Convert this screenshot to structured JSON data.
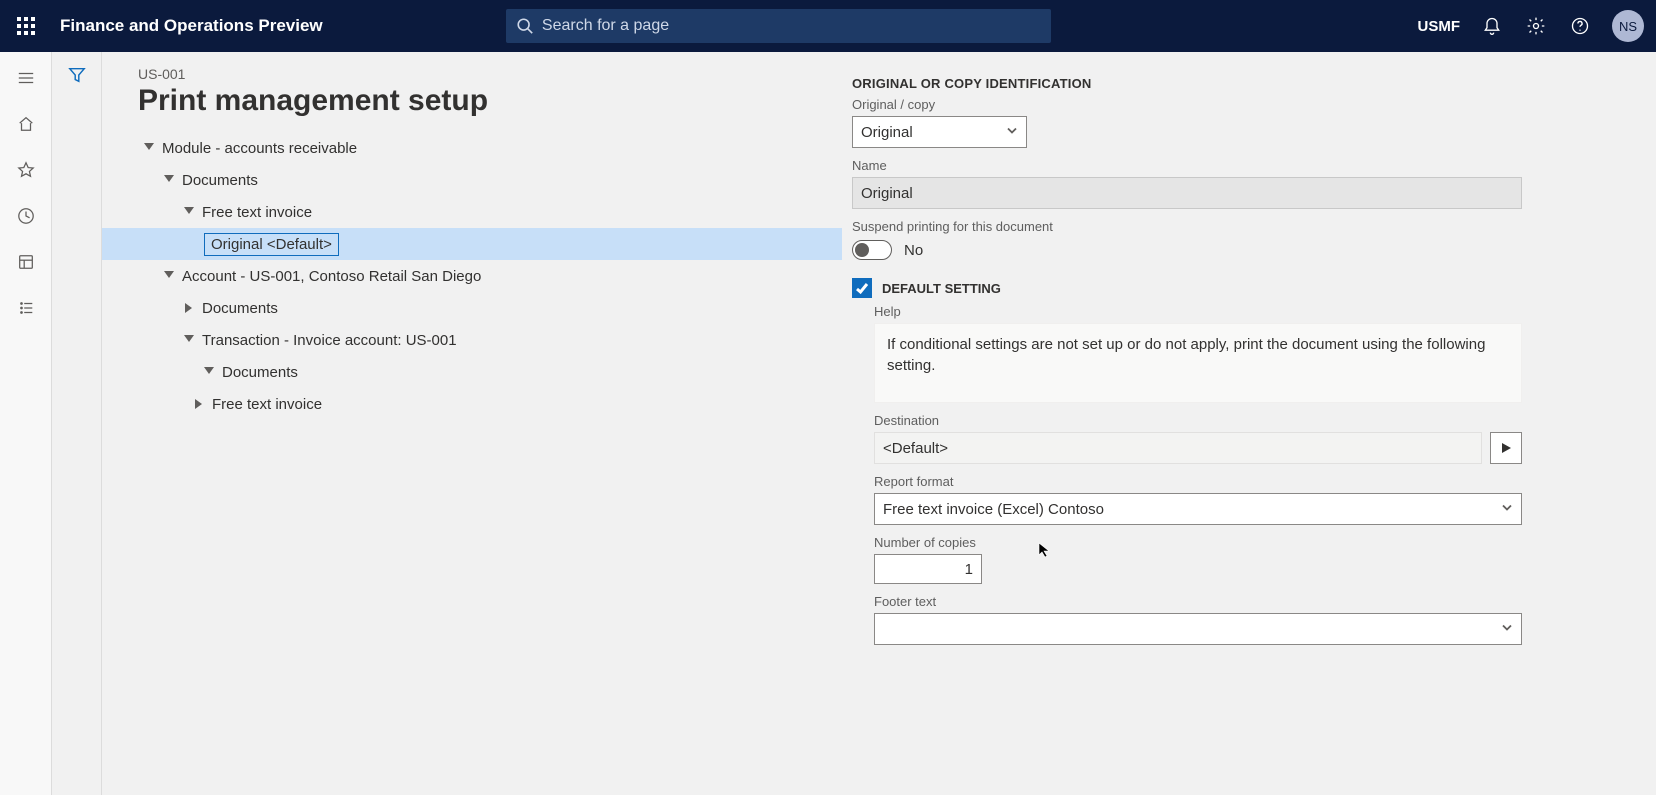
{
  "header": {
    "app_title": "Finance and Operations Preview",
    "search_placeholder": "Search for a page",
    "company": "USMF",
    "avatar_initials": "NS"
  },
  "page": {
    "breadcrumb": "US-001",
    "title": "Print management setup"
  },
  "tree": {
    "module": "Module - accounts receivable",
    "documents": "Documents",
    "free_text_invoice": "Free text invoice",
    "original_default": "Original <Default>",
    "account": "Account - US-001, Contoso Retail San Diego",
    "account_documents": "Documents",
    "transaction": "Transaction - Invoice account: US-001",
    "transaction_documents": "Documents",
    "transaction_free_text": "Free text invoice"
  },
  "form": {
    "section_identification": "ORIGINAL OR COPY IDENTIFICATION",
    "original_copy_label": "Original / copy",
    "original_copy_value": "Original",
    "name_label": "Name",
    "name_value": "Original",
    "suspend_label": "Suspend printing for this document",
    "suspend_value": "No",
    "default_setting_label": "DEFAULT SETTING",
    "help_label": "Help",
    "help_text": "If conditional settings are not set up or do not apply, print the document using the following setting.",
    "destination_label": "Destination",
    "destination_value": "<Default>",
    "report_format_label": "Report format",
    "report_format_value": "Free text invoice (Excel) Contoso",
    "copies_label": "Number of copies",
    "copies_value": "1",
    "footer_label": "Footer text",
    "footer_value": ""
  }
}
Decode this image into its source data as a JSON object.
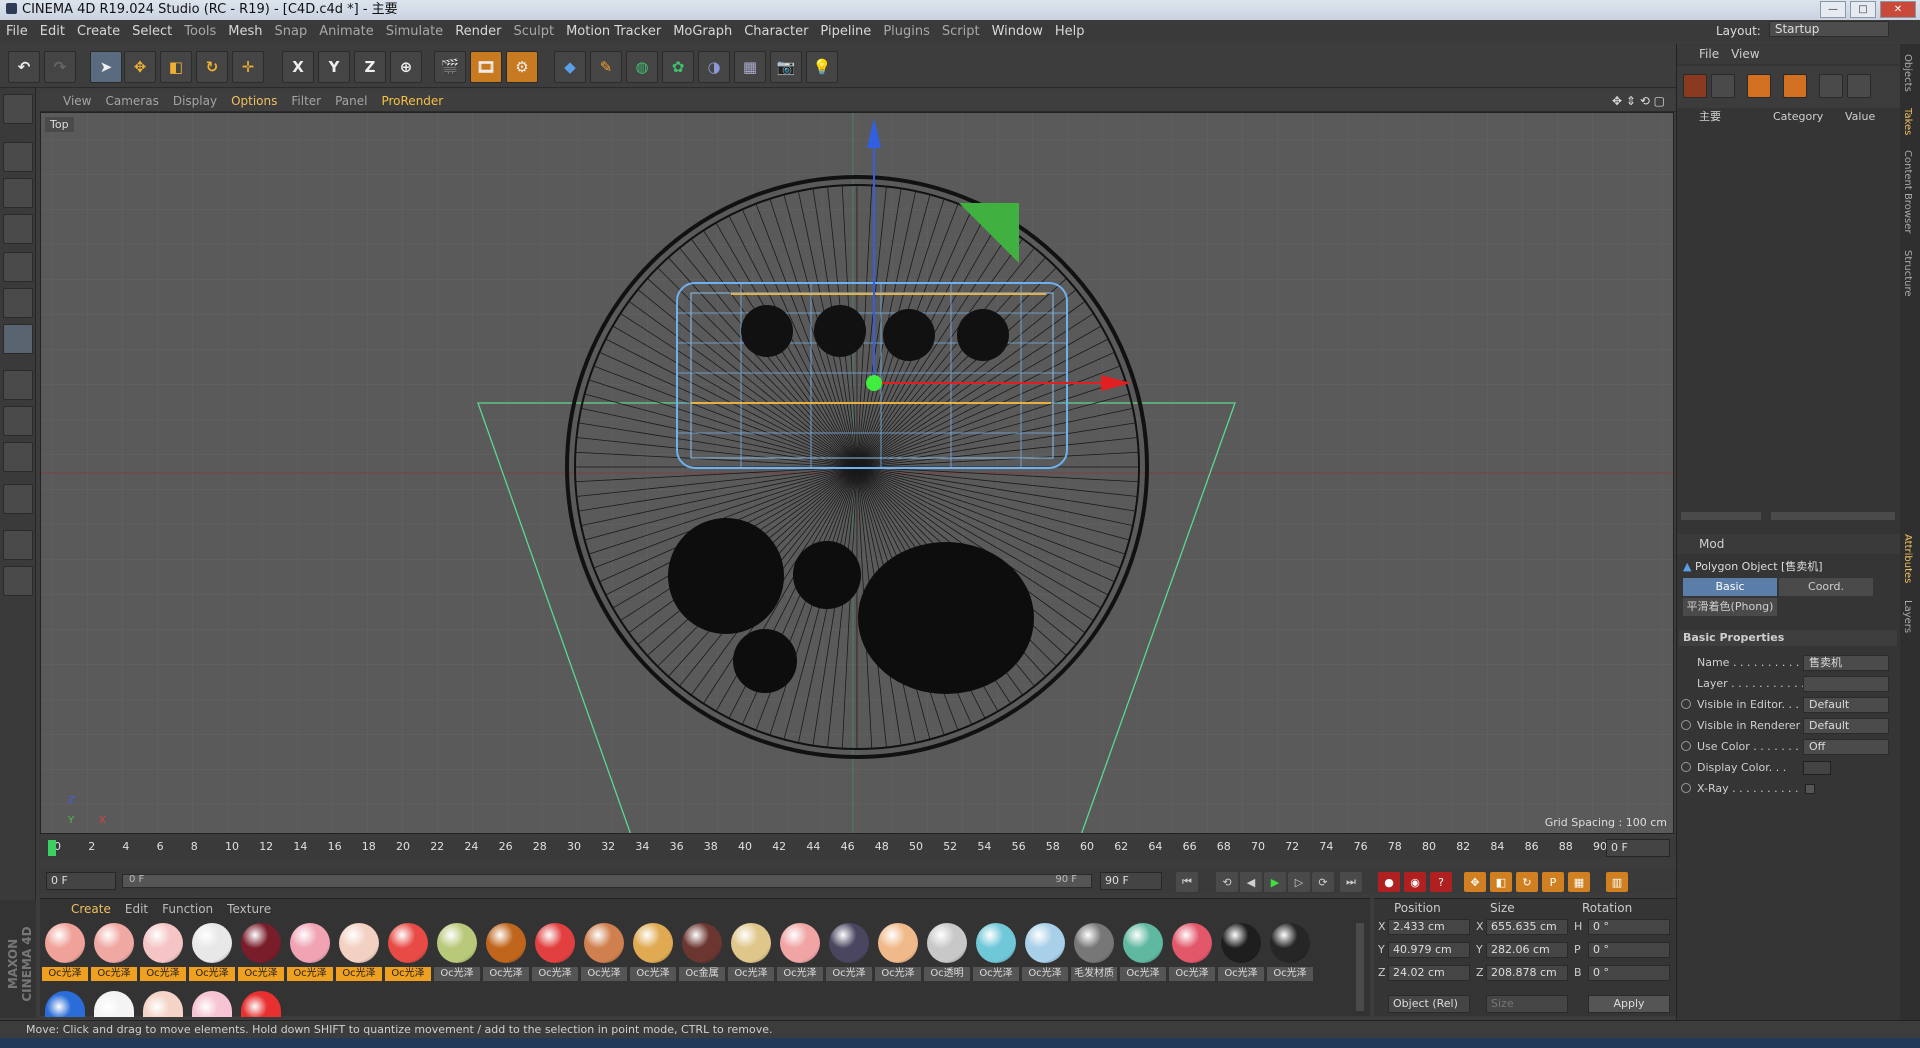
{
  "title": "CINEMA 4D R19.024 Studio (RC - R19) - [C4D.c4d *] - 主要",
  "window_controls": {
    "min": "—",
    "max": "□",
    "close": "✕"
  },
  "menu": [
    "File",
    "Edit",
    "Create",
    "Select",
    "Tools",
    "Mesh",
    "Snap",
    "Animate",
    "Simulate",
    "Render",
    "Sculpt",
    "Motion Tracker",
    "MoGraph",
    "Character",
    "Pipeline",
    "Plugins",
    "Script",
    "Window",
    "Help"
  ],
  "layout": {
    "label": "Layout:",
    "value": "Startup"
  },
  "toolbar_axis": [
    "X",
    "Y",
    "Z"
  ],
  "viewport": {
    "menu": [
      "View",
      "Cameras",
      "Display",
      "Options",
      "Filter",
      "Panel",
      "ProRender"
    ],
    "label": "Top",
    "grid_spacing": "Grid Spacing : 100 cm",
    "axis_z": "Z",
    "axis_x": "X",
    "axis_y": "Y"
  },
  "timeline": {
    "ticks": [
      "0",
      "2",
      "4",
      "6",
      "8",
      "10",
      "12",
      "14",
      "16",
      "18",
      "20",
      "22",
      "24",
      "26",
      "28",
      "30",
      "32",
      "34",
      "36",
      "38",
      "40",
      "42",
      "44",
      "46",
      "48",
      "50",
      "52",
      "54",
      "56",
      "58",
      "60",
      "62",
      "64",
      "66",
      "68",
      "70",
      "72",
      "74",
      "76",
      "78",
      "80",
      "82",
      "84",
      "86",
      "88",
      "90"
    ],
    "current": "0 F"
  },
  "timeline2": {
    "start": "0 F",
    "range_start": "0 F",
    "range_end": "90 F",
    "end": "90 F"
  },
  "materials": {
    "menu": [
      "Create",
      "Edit",
      "Function",
      "Texture"
    ],
    "row1": [
      {
        "label": "Oc光泽",
        "color": "#f0a29a",
        "hl": true
      },
      {
        "label": "Oc光泽",
        "color": "#f0a8a2",
        "hl": true
      },
      {
        "label": "Oc光泽",
        "color": "#f5c5c6",
        "hl": true
      },
      {
        "label": "Oc光泽",
        "color": "#e8e8e8",
        "hl": true
      },
      {
        "label": "Oc光泽",
        "color": "#7a1d2a",
        "hl": true
      },
      {
        "label": "Oc光泽",
        "color": "#f0a3b2",
        "hl": true
      },
      {
        "label": "Oc光泽",
        "color": "#f2d0c2",
        "hl": true
      },
      {
        "label": "Oc光泽",
        "color": "#e84b45",
        "hl": true
      },
      {
        "label": "Oc光泽",
        "color": "#b9c97a",
        "hl": false
      },
      {
        "label": "Oc光泽",
        "color": "#c0651c",
        "hl": false
      },
      {
        "label": "Oc光泽",
        "color": "#e24040",
        "hl": false
      },
      {
        "label": "Oc光泽",
        "color": "#d0804e",
        "hl": false
      },
      {
        "label": "Oc光泽",
        "color": "#e0aa52",
        "hl": false
      },
      {
        "label": "Oc金属",
        "color": "#6b3530",
        "hl": false
      },
      {
        "label": "Oc光泽",
        "color": "#dfc68a",
        "hl": false
      },
      {
        "label": "Oc光泽",
        "color": "#f0a4a4",
        "hl": false
      },
      {
        "label": "Oc光泽",
        "color": "#4a4660",
        "hl": false
      },
      {
        "label": "Oc光泽",
        "color": "#f0b98a",
        "hl": false
      },
      {
        "label": "Oc透明",
        "color": "#c8c8c8",
        "hl": false
      },
      {
        "label": "Oc光泽",
        "color": "#6fc8d8",
        "hl": false
      },
      {
        "label": "Oc光泽",
        "color": "#a8d0e8",
        "hl": false
      },
      {
        "label": "毛发材质",
        "color": "#777777",
        "hl": false
      },
      {
        "label": "Oc光泽",
        "color": "#5fb8a0",
        "hl": false
      },
      {
        "label": "Oc光泽",
        "color": "#e2576a",
        "hl": false
      },
      {
        "label": "Oc光泽",
        "color": "#1e1e1e",
        "hl": false
      },
      {
        "label": "Oc光泽",
        "color": "#262626",
        "hl": false
      }
    ],
    "row2": [
      {
        "color": "#2a6cd8"
      },
      {
        "color": "#f4f4f4"
      },
      {
        "color": "#f5d4c8"
      },
      {
        "color": "#f6c4d2"
      },
      {
        "color": "#e83030"
      }
    ]
  },
  "coords": {
    "headers": [
      "Position",
      "Size",
      "Rotation"
    ],
    "rows": [
      {
        "axis": "X",
        "pos": "2.433 cm",
        "size_axis": "X",
        "size": "655.635 cm",
        "rot_axis": "H",
        "rot": "0 °"
      },
      {
        "axis": "Y",
        "pos": "40.979 cm",
        "size_axis": "Y",
        "size": "282.06 cm",
        "rot_axis": "P",
        "rot": "0 °"
      },
      {
        "axis": "Z",
        "pos": "24.02 cm",
        "size_axis": "Z",
        "size": "208.878 cm",
        "rot_axis": "B",
        "rot": "0 °"
      }
    ],
    "mode": "Object (Rel)",
    "size_mode": "Size",
    "apply": "Apply"
  },
  "objects": {
    "menu": [
      "File",
      "View"
    ],
    "col_main": "主要",
    "col_category": "Category",
    "col_value": "Value"
  },
  "attributes": {
    "mode": "Mod",
    "object": "Polygon Object [售卖机]",
    "tabs": [
      "Basic",
      "Coord."
    ],
    "phong": "平滑着色(Phong)",
    "section": "Basic Properties",
    "rows": [
      {
        "label": "Name . . . . . . . . . . .",
        "value": "售卖机"
      },
      {
        "label": "Layer . . . . . . . . . . .",
        "value": ""
      },
      {
        "label": "Visible in Editor. . .",
        "value": "Default"
      },
      {
        "label": "Visible in Renderer",
        "value": "Default"
      },
      {
        "label": "Use Color . . . . . . .",
        "value": "Off"
      },
      {
        "label": "Display Color. . .",
        "value": ""
      },
      {
        "label": "X-Ray . . . . . . . . . .",
        "value": ""
      }
    ]
  },
  "side_tabs": [
    "Objects",
    "Takes",
    "Content Browser",
    "Structure",
    "Attributes",
    "Layers"
  ],
  "status": "Move: Click and drag to move elements. Hold down SHIFT to quantize movement / add to the selection in point mode, CTRL to remove.",
  "maxon": "MAXON CINEMA 4D"
}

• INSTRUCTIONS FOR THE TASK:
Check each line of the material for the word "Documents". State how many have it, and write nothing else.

• ANSWER FOR THIS EXERCISE:
3